Team Players: 7 Things The Execs In Charge Of The Dell-EMC Integration Want Employees To Know
The Next Step
A merged Dell-EMC creates a huge portfolio with reach across several key market segments and allows for significantly boosted R&D spending, but it's not going to happen overnight, say the two executives in charge of integrating the two IT giants.
Howard Elias, EMC's president and COO, and Dell COO Rory Read were tapped to lead the integration of the two companies as soon as the blockbuster $67 billion merger was unveiled in mid-October.
They say the integration will be complete within nine months of the closing of the deal, which is expected between May and October. Read and Elias recently spoke with EMC employees, and a transcript of their remarks was filed with the U.S. Securities and Exchange Commission.
"Job one is to protect the revenue and profit pools we have today; that is the most critical thing coming out of the chute," Elias said. "Let’s just make sure we’re focused on our customers and our partners, and to do that we have to have excited and motivated employees -- so that employee experience, we’re going to make it as good as we can on day one."
Here are seven things Read and Elias shared with EMC employees about the merger and their integration efforts.
An 'Unbeatable Combination'
Elias trumpeted "the complementary technologies and products coming together; the great portfolio that we have here at EMC matched up by the great portfolio at Dell. We talked about the franchise pole positions that we have in storage and servers and virtualization and in client, augmented by great positions in security and digital transformation and cloud. This is an unbeatable combination and one of the best complementary combinations in the industry," he said.
Dell Servers 'Fit Perfectly' With VCE

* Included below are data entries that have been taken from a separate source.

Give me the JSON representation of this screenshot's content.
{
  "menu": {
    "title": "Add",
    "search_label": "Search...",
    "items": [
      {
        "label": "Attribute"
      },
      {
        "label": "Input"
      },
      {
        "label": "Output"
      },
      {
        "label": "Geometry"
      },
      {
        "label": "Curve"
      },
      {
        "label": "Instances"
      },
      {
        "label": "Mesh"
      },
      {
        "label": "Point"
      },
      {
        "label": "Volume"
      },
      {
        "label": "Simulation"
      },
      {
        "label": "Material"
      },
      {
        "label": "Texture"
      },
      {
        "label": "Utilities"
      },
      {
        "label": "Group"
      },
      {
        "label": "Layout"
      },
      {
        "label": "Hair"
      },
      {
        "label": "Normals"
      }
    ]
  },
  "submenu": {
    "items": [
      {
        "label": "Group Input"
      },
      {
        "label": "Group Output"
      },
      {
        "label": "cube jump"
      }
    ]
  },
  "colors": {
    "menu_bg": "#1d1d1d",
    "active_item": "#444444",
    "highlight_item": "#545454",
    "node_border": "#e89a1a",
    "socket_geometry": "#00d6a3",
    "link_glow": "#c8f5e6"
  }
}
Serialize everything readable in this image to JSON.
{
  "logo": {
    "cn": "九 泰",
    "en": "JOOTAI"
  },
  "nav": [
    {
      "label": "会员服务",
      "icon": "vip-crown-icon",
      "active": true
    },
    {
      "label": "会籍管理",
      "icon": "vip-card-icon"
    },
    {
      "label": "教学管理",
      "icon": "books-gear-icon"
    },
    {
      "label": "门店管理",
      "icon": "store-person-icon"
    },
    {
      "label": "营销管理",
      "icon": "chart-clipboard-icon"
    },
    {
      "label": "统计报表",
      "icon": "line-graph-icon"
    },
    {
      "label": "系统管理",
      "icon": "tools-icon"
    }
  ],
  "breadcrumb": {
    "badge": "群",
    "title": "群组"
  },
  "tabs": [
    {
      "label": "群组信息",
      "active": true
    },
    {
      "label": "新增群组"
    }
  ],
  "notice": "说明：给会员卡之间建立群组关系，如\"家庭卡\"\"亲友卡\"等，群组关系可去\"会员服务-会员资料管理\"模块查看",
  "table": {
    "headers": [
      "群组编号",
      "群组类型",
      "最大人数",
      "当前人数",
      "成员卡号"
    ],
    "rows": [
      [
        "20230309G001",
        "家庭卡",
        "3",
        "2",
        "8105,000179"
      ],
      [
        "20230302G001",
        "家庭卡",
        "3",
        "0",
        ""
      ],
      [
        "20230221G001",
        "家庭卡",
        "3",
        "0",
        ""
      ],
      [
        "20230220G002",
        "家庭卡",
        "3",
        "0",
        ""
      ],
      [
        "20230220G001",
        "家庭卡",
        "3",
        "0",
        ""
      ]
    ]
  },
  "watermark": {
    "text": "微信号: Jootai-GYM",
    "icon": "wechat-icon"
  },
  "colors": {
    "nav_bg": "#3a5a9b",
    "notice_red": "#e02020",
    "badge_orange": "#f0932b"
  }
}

"Think about it in terms of go-to-market, what it means to the customers," Read said. "Listen to the customers that were just up here, they love you guys. And then you combine our capability, the ability to consolidate the PC industry, the server capability that fits so perfectly into the VCE model, and then to take that further, our ability to reach the midmarket and create direct relationships with more customers than anyone on the planet. This go-to-market fits perfectly together."
Driving More R&D
"The scale will drive more R&D dollars for innovation, better, more cost-effective and responsive supply chain, the broadest reach and go-to-market for customer segments of all shapes and sizes, commercial and consumer," Elias said. "Nobody on the planet in IT will have the breadth and the reach that we have with our complementary technologies. And then of course, as [Dell founder and CEO] Michael [Dell] said, the ability to do this in a private setting. To do this on our own terms, on our own pace with a long-term horizon in mind."
Clarity Will Come Over The Next Six Months
"We want to create clarity around what this next great company is going to be, and there’s been vision and strategy work that’s been going on and there will be a lot of interaction with you all over the next six months," Read said. "There’s work in terms of governance and what are the regulatory activities so day one we look and feel like one company. And we’ve also broken down not just the work streams but we’re looking at it in terms of the key stakeholders -- what it's like for employees, partners, customers, all across the board. And we’re making sure that all of the key focus is about creating a great experience for our employees and then a great experience for our customers so that they begin to see the promise of this."
'We'll Still Operate Somewhat Separately'
"The other thing that we’re doing as a team in working with Michael [Dell] and the leadership team is actually defining that new company for a new era, that essential infrastructure company, the desired company we want to be which, by the way, is not going to happen on day one," Elias said. "You know, we’ll still operate somewhat separately in certain parts of the business just due to systems, due to customer relationships. We’re going to want to protect that revenue, protect those relationships. There are still things we can do to operate as one; have vision and strategy, make sure the governance is clear, more cooperation across the strategically aligned businesses. And then job one is to protect the revenue and profit pools we have today, that is the most critical thing coming out of the chute. Let’s just make sure we’re focused on our customers and our partners, and to do that we have to have excited and motivated employees; so that employee experience, we’re going to make it as good as we can on day one."
Look At The Alignment
"When we talk about this business and the culture and the organizations and how they come together, it was quite interesting," said Read (pictured). "We looked at the two teams, the integration teams, and we asked them each both from the Dell side and the EMC side, what do you think? What’s your perception about certain cultural attributes? Look at this alignment. The one line is EMC team, the one line is the Dell team. Everyone is looking for -- they’re all about unique and special, ambitious goals, clear accountability, collaboration. Look at this alignment."
It Ain't Over 'Til It's Over
Elias (pictured) cautioned that the deal isn't done until it's done. "Until such time as the business combination is closed, we’ve got the regulatory approvals, the shareholder approval, and the deal closes, we are two separate companies," he said. "We actually have to operate as two separate companies. The single most important thing we can all do right now is focus on the business at hand today. The best thing we can do is deliver the best business to get ready to combine with Dell, and that’s what we need to focus on over the next couple of quarters."